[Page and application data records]
-=-=-=-=-

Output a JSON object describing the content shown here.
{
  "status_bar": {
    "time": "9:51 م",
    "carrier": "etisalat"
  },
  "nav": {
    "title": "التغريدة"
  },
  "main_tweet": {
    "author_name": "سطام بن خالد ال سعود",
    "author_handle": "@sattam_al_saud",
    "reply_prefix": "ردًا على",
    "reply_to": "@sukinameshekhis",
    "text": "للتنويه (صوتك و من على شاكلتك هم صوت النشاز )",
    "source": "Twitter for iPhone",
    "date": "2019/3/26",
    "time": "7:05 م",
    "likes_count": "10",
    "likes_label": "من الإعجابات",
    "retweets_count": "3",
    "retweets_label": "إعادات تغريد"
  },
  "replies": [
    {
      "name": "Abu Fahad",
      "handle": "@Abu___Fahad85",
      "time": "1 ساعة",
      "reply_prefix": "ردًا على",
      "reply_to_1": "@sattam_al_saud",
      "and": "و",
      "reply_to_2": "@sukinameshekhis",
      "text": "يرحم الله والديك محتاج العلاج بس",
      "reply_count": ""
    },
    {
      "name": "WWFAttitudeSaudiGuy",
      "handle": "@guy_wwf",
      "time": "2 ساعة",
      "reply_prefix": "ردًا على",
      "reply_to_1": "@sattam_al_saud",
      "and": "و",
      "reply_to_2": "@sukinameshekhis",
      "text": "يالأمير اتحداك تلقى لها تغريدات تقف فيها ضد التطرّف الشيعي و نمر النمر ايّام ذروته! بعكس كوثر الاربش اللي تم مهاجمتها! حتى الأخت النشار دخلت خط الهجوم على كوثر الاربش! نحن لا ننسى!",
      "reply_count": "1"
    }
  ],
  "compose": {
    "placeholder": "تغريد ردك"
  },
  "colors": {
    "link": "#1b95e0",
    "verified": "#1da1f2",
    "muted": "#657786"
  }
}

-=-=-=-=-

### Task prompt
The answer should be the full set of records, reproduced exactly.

### Exercise result
Output a JSON object describing the content shown here.
{
  "status_bar": {
    "time": "9:51 م",
    "carrier": "etisalat"
  },
  "nav": {
    "title": "التغريدة"
  },
  "main_tweet": {
    "author_name": "سطام بن خالد ال سعود",
    "author_handle": "@sattam_al_saud",
    "reply_prefix": "ردًا على",
    "reply_to": "@sukinameshekhis",
    "text": "للتنويه (صوتك و من على شاكلتك هم صوت النشاز )",
    "source": "Twitter for iPhone",
    "date": "2019/3/26",
    "time": "7:05 م",
    "likes_count": "10",
    "likes_label": "من الإعجابات",
    "retweets_count": "3",
    "retweets_label": "إعادات تغريد"
  },
  "replies": [
    {
      "name": "Abu Fahad",
      "handle": "@Abu___Fahad85",
      "time": "1 ساعة",
      "reply_prefix": "ردًا على",
      "reply_to_1": "@sattam_al_saud",
      "and": "و",
      "reply_to_2": "@sukinameshekhis",
      "text": "يرحم الله والديك محتاج العلاج بس",
      "reply_count": ""
    },
    {
      "name": "WWFAttitudeSaudiGuy",
      "handle": "@guy_wwf",
      "time": "2 ساعة",
      "reply_prefix": "ردًا على",
      "reply_to_1": "@sattam_al_saud",
      "and": "و",
      "reply_to_2": "@sukinameshekhis",
      "text": "يالأمير اتحداك تلقى لها تغريدات تقف فيها ضد التطرّف الشيعي و نمر النمر ايّام ذروته! بعكس كوثر الاربش اللي تم مهاجمتها! حتى الأخت النشار دخلت خط الهجوم على كوثر الاربش! نحن لا ننسى!",
      "reply_count": "1"
    }
  ],
  "compose": {
    "placeholder": "تغريد ردك"
  },
  "colors": {
    "link": "#1b95e0",
    "verified": "#1da1f2",
    "muted": "#657786"
  }
}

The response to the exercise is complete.